Culture Shock – Tips for Understanding Corporate Culture
Ever walk into an office and get a “feeling?”
Without words, there’s a sense of something as you pass through.
More than likely, that gut feeling or impression is a reflection of the company’s organizational culture.
From a communications perspective, it’s important to understand a company’s culture in order to reinforce communications for both internal and external audiences. A strong corporate culture supports the core of a company, which will in turn affect employees and trickle out to external communications.
So what exactly is organizational or corporate culture?
One way to think of organizational culture is like the brand essence of a company—you may not know how to describe it, but you know it when you see it (or is that obscenity? Oops, same idea, though).
Here’s a run-of-the-mill definition — culture can be understood as the shared beliefs, values, and customary ways of thinking and acting which guides the behavior of an organization’s members.
To quote Marty McFly, that sounds a heavy. But think of organizational culture as you would think of culture from a sociological perspective or from your own personal perspective.
A favorite approach of mine to understanding culture in organizations is by way of Edgar Schein, who suggested that culture is a manifestation of three fundamental levels:

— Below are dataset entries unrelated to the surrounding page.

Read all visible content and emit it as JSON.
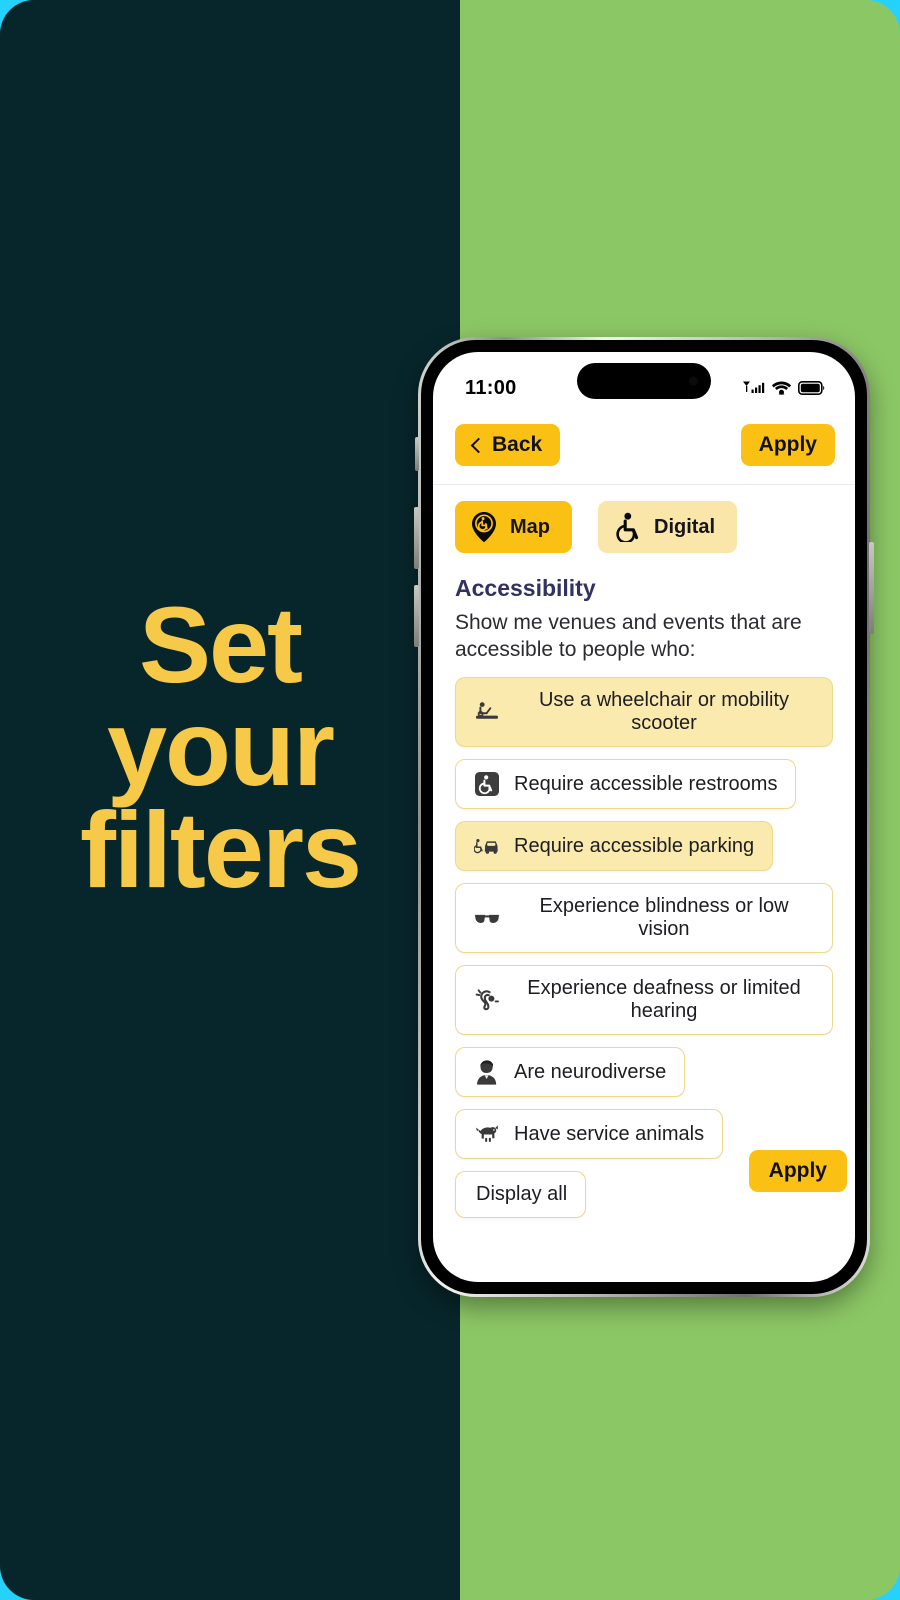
{
  "poster": {
    "headline_lines": [
      "Set",
      "your",
      "filters"
    ],
    "bg_outer_color": "#24d2fb",
    "bg_left_color": "#07262b",
    "bg_right_color": "#8cc765",
    "headline_color": "#f7c948"
  },
  "phone": {
    "status": {
      "time": "11:00",
      "cellular_icon": "cellular-signal-icon",
      "wifi_icon": "wifi-icon",
      "battery_icon": "battery-icon"
    },
    "nav": {
      "back_label": "Back",
      "back_icon": "chevron-left-icon",
      "apply_label": "Apply"
    },
    "tabs": [
      {
        "label": "Map",
        "icon": "map-pin-wheelchair-icon",
        "active": true
      },
      {
        "label": "Digital",
        "icon": "wheelchair-icon",
        "active": false
      }
    ],
    "section": {
      "title": "Accessibility",
      "subtitle": "Show me venues and events that are accessible to people who:"
    },
    "chips": [
      {
        "label": "Use a wheelchair or mobility scooter",
        "icon": "mobility-scooter-icon",
        "selected": true
      },
      {
        "label": "Require accessible restrooms",
        "icon": "accessible-restroom-icon",
        "selected": false
      },
      {
        "label": "Require accessible parking",
        "icon": "accessible-parking-icon",
        "selected": true
      },
      {
        "label": "Experience blindness or low vision",
        "icon": "sunglasses-icon",
        "selected": false
      },
      {
        "label": "Experience deafness or limited hearing",
        "icon": "ear-hearing-icon",
        "selected": false
      },
      {
        "label": "Are neurodiverse",
        "icon": "person-bust-icon",
        "selected": false
      },
      {
        "label": "Have service animals",
        "icon": "service-dog-icon",
        "selected": false
      },
      {
        "label": "Display all",
        "icon": "",
        "selected": false
      }
    ],
    "footer": {
      "apply_label": "Apply"
    },
    "colors": {
      "accent": "#fbc014",
      "accent_soft": "#fbeaad",
      "chip_border": "#edd98a",
      "heading": "#323164"
    }
  }
}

1. Artifacts - observable items, such as colors and decor, dress code, and emotional feelings an organization’s members convey.
2. Values - what a company explicitly says are its values, or the norms, ideologies, and philosophies. These may include a mission statement or value proposition.
3. Underlying Assumptions – this is what happens to the values at a certain point of time as they transform into what is accepted as “the way things are” within an organization.
That third level is where you get the feeling with regard to organizational culture, and it’s often the more tricky aspect to study or articulate. But that is where the core of culture resides.
For communicators, it’s worth the effort to understand and study a company’s culture and find avenues to integrate it into corporate communications (both internal and external).
It all goes back to supporting the company’s core– culture is like the heart of an organization, and a healthy heart will support and strengthen the rest of the body. A healthy cultural core supports not only a company’s business direction and staff, but also creates a being that is consistent internally as it is externally.
Here are some examples of organizational culture in action:
Leave it to the leading web company to have one of the coolest-looking offices and oft cited cases of superb corporate culture.
See the artifacts in this picture? The colors, furniture choice and how comfortable the staff looks? Google’s offices are a reflection of its commitment and openness to innovation and great ideas. No wonder anyone would drop to their knees to work for them.
What do zombie elves and social media have in common?
They’re both a part of the Zappos coroprate culture. Seriously. Zappos Community Architect Thomas Knoll participated on a panel discussion at CES where he shared the company’s commitment to integrating its use of social media with its unique company culture. With several corporate blogs and numerous staff on Twitter, Zappos openly shares its culture with its customers and reinforces why they’re a great company.
Do you think PR folks should also support a company’s culture? What have you observed of your company’s culture or do you have any additional examples to share?